Dataset rows for apps and sites:
▬▬▬▬▬▬

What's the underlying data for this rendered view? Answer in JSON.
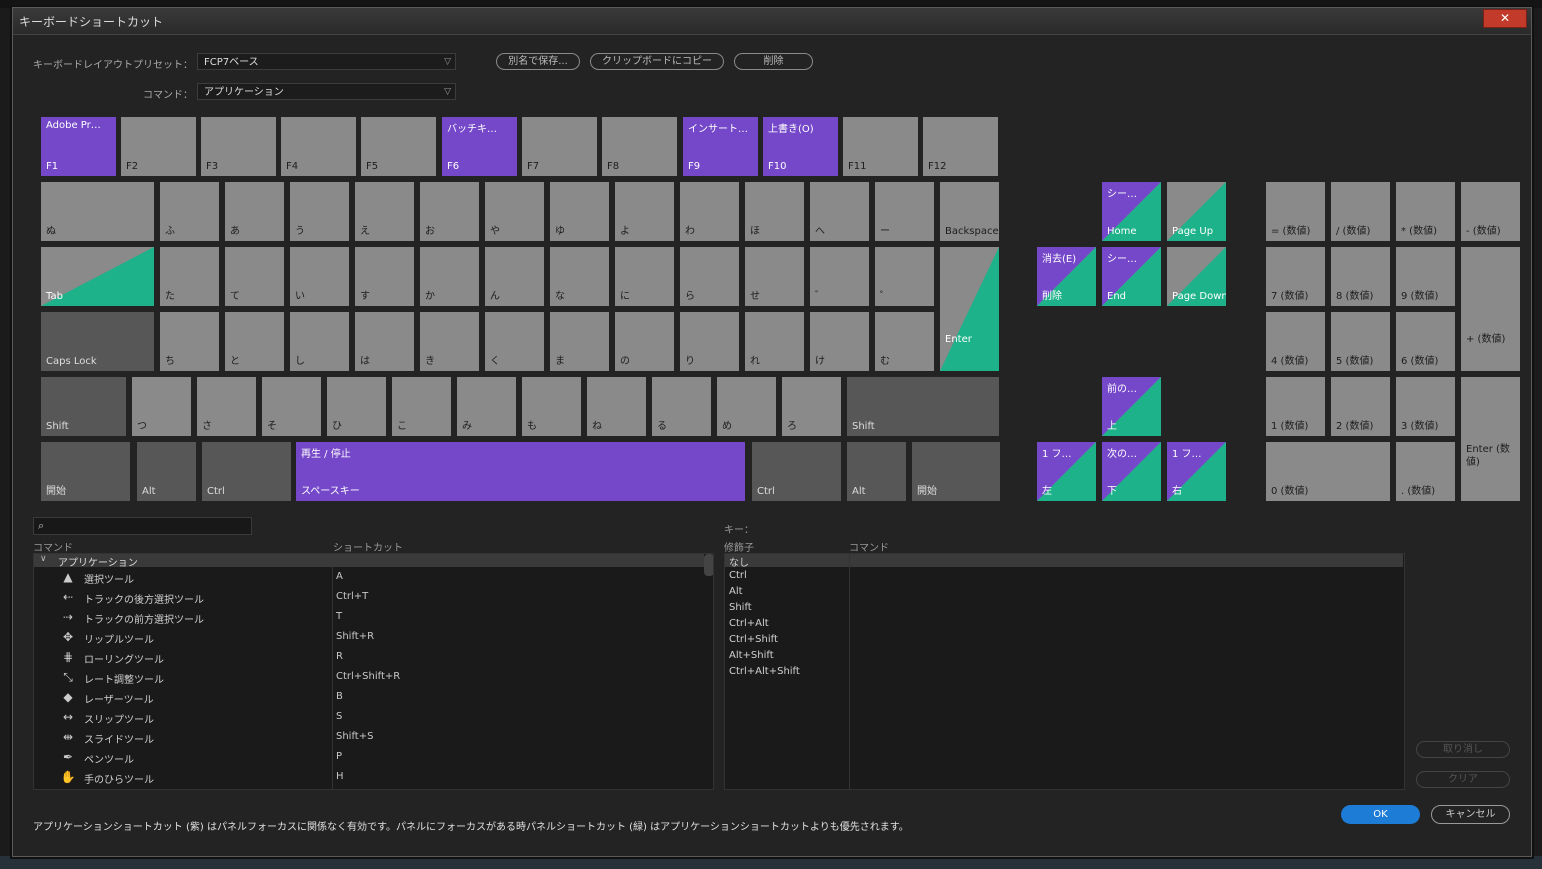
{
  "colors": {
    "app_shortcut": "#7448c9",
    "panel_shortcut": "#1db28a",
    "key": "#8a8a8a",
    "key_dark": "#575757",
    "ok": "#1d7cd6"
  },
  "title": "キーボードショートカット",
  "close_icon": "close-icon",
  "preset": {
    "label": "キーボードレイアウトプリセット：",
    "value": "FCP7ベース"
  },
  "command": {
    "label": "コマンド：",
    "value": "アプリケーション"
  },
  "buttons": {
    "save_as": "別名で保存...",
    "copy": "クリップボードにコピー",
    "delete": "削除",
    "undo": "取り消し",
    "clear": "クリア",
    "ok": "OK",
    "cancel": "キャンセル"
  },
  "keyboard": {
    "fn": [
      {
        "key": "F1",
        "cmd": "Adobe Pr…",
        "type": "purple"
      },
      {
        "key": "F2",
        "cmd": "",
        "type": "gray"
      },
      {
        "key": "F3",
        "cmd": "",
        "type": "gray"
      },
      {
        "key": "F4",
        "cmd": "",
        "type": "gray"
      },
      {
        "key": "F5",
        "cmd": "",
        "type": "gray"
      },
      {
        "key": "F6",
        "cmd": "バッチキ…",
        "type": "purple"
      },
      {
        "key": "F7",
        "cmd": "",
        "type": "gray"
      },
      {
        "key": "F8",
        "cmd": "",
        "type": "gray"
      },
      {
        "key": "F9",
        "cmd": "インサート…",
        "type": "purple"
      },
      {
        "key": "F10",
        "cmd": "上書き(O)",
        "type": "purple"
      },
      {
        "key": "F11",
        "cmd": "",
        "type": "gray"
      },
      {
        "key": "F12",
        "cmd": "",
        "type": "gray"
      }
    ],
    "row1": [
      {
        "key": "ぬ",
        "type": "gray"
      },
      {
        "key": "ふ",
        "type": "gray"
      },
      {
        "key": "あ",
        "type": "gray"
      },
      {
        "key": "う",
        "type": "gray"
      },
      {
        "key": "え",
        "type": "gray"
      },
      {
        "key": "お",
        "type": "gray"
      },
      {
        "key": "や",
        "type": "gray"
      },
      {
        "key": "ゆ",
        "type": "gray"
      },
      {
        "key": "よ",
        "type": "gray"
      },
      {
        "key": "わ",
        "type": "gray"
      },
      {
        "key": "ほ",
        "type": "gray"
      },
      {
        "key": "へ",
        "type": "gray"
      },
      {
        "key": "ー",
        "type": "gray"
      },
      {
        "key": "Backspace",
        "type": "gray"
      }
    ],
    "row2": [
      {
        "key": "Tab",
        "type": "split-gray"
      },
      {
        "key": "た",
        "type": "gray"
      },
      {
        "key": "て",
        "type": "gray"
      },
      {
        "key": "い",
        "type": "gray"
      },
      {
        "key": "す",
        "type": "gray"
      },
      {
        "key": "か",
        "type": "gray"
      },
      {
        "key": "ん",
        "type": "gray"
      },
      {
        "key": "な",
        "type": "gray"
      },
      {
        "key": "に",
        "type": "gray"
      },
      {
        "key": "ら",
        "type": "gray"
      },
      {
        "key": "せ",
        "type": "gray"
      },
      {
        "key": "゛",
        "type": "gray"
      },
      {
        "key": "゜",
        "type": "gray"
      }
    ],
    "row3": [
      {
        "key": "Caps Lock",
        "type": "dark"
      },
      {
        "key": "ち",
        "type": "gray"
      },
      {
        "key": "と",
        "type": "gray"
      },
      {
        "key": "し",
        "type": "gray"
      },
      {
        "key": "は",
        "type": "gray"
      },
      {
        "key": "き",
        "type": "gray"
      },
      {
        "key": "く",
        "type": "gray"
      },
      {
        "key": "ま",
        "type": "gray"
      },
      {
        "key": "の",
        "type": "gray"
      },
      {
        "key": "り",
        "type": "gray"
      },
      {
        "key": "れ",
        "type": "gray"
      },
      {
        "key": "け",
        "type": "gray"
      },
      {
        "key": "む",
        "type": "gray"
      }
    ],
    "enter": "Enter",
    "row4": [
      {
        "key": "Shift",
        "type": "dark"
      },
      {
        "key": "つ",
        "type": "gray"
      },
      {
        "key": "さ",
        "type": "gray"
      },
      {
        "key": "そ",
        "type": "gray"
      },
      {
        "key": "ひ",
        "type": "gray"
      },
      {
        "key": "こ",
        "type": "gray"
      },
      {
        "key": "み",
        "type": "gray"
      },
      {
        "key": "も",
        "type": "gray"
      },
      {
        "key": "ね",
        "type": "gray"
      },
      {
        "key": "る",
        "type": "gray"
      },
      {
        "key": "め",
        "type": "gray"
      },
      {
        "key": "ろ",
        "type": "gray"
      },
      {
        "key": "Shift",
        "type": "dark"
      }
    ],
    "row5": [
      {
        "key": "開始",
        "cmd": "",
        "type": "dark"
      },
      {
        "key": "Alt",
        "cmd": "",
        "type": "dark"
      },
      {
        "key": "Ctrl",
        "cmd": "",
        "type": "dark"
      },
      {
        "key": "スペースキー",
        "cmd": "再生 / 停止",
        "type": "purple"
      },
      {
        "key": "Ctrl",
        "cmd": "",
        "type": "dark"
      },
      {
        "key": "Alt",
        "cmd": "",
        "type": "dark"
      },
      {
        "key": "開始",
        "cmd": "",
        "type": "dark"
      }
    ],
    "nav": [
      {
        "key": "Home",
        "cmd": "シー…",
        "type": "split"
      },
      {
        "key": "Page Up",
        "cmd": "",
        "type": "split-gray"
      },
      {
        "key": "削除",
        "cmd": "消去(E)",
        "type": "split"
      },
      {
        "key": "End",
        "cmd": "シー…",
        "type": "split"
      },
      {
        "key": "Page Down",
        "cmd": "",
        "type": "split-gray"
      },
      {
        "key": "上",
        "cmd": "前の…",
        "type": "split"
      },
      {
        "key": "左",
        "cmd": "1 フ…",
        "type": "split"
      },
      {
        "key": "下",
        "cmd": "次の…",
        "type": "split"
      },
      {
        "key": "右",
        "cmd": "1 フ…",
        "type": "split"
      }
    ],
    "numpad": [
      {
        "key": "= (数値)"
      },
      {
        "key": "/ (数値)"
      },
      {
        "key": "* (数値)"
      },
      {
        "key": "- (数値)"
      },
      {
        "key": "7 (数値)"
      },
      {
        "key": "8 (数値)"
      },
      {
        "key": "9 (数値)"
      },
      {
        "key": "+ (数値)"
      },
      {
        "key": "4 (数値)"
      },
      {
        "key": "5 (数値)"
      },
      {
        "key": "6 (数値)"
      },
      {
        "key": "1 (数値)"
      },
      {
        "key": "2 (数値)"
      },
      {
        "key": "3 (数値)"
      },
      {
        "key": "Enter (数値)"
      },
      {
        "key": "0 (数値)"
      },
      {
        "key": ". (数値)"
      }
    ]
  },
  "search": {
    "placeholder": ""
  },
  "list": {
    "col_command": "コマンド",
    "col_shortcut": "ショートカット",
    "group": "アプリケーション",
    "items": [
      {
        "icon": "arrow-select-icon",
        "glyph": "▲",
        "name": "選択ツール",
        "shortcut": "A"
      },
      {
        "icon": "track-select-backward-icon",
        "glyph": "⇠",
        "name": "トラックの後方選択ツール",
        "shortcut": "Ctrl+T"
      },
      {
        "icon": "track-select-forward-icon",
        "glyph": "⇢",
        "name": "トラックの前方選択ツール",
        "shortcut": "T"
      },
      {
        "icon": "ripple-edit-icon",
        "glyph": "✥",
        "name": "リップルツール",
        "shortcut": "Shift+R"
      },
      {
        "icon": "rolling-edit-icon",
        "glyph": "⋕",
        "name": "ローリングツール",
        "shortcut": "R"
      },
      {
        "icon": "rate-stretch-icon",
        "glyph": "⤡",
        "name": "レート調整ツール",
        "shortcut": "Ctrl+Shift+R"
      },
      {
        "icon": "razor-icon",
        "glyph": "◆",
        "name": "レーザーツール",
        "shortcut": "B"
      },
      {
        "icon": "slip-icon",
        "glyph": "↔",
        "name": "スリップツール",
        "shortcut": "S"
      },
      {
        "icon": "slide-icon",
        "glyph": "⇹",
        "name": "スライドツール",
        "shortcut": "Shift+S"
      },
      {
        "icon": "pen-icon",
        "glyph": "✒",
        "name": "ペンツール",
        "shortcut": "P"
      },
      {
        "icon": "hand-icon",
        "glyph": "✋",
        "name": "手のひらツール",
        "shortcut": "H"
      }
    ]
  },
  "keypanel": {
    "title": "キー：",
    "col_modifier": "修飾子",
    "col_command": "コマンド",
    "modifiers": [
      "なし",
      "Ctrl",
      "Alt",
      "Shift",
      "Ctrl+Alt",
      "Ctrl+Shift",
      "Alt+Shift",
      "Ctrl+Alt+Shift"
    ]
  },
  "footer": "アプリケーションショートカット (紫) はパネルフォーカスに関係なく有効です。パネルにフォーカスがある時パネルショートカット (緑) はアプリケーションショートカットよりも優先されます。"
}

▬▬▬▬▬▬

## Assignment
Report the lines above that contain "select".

## Result of this task
        "icon": "arrow-select-icon",
        "icon": "track-select-backward-icon",
        "icon": "track-select-forward-icon",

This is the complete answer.